#### [EXERCISE AIM]
Each line of the data has to be retyped exactly as it is.

#### [WORKING DATA]

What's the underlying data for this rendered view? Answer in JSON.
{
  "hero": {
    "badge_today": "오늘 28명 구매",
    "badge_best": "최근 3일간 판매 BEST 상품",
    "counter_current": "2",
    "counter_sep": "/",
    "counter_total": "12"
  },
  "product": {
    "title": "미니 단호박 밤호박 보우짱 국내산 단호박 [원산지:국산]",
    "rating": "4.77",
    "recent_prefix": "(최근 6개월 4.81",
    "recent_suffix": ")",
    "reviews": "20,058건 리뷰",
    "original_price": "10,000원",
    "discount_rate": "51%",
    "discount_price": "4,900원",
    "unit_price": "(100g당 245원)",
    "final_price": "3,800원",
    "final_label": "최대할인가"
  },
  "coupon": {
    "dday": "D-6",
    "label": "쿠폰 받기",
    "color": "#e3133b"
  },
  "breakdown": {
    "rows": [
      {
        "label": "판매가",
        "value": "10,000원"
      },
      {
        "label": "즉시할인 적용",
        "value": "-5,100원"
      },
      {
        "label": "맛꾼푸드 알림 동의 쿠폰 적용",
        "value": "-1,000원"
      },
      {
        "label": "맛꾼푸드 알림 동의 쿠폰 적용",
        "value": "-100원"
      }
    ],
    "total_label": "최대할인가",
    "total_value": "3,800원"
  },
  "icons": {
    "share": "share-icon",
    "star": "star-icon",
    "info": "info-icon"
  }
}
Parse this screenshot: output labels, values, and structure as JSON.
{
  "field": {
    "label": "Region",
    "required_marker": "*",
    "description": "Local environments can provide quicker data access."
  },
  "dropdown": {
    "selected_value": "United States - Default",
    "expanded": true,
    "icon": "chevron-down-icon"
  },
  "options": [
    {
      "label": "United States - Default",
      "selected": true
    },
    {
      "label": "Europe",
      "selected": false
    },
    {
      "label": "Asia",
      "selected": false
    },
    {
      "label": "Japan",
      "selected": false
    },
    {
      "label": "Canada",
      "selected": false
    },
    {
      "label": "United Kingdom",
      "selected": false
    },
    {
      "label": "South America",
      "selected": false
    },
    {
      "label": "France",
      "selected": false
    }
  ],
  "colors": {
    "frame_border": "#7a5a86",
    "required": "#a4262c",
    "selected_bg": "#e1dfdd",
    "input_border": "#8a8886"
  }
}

#### [YOUR RESPONSE]
What's the underlying data for this rendered view? Answer in JSON.
{
  "hero": {
    "badge_today": "오늘 28명 구매",
    "badge_best": "최근 3일간 판매 BEST 상품",
    "counter_current": "2",
    "counter_sep": "/",
    "counter_total": "12"
  },
  "product": {
    "title": "미니 단호박 밤호박 보우짱 국내산 단호박 [원산지:국산]",
    "rating": "4.77",
    "recent_prefix": "(최근 6개월 4.81",
    "recent_suffix": ")",
    "reviews": "20,058건 리뷰",
    "original_price": "10,000원",
    "discount_rate": "51%",
    "discount_price": "4,900원",
    "unit_price": "(100g당 245원)",
    "final_price": "3,800원",
    "final_label": "최대할인가"
  },
  "coupon": {
    "dday": "D-6",
    "label": "쿠폰 받기",
    "color": "#e3133b"
  },
  "breakdown": {
    "rows": [
      {
        "label": "판매가",
        "value": "10,000원"
      },
      {
        "label": "즉시할인 적용",
        "value": "-5,100원"
      },
      {
        "label": "맛꾼푸드 알림 동의 쿠폰 적용",
        "value": "-1,000원"
      },
      {
        "label": "맛꾼푸드 알림 동의 쿠폰 적용",
        "value": "-100원"
      }
    ],
    "total_label": "최대할인가",
    "total_value": "3,800원"
  },
  "icons": {
    "share": "share-icon",
    "star": "star-icon",
    "info": "info-icon"
  }
}
Parse this screenshot: output labels, values, and structure as JSON.
{
  "field": {
    "label": "Region",
    "required_marker": "*",
    "description": "Local environments can provide quicker data access."
  },
  "dropdown": {
    "selected_value": "United States - Default",
    "expanded": true,
    "icon": "chevron-down-icon"
  },
  "options": [
    {
      "label": "United States - Default",
      "selected": true
    },
    {
      "label": "Europe",
      "selected": false
    },
    {
      "label": "Asia",
      "selected": false
    },
    {
      "label": "Japan",
      "selected": false
    },
    {
      "label": "Canada",
      "selected": false
    },
    {
      "label": "United Kingdom",
      "selected": false
    },
    {
      "label": "South America",
      "selected": false
    },
    {
      "label": "France",
      "selected": false
    }
  ],
  "colors": {
    "frame_border": "#7a5a86",
    "required": "#a4262c",
    "selected_bg": "#e1dfdd",
    "input_border": "#8a8886"
  }
}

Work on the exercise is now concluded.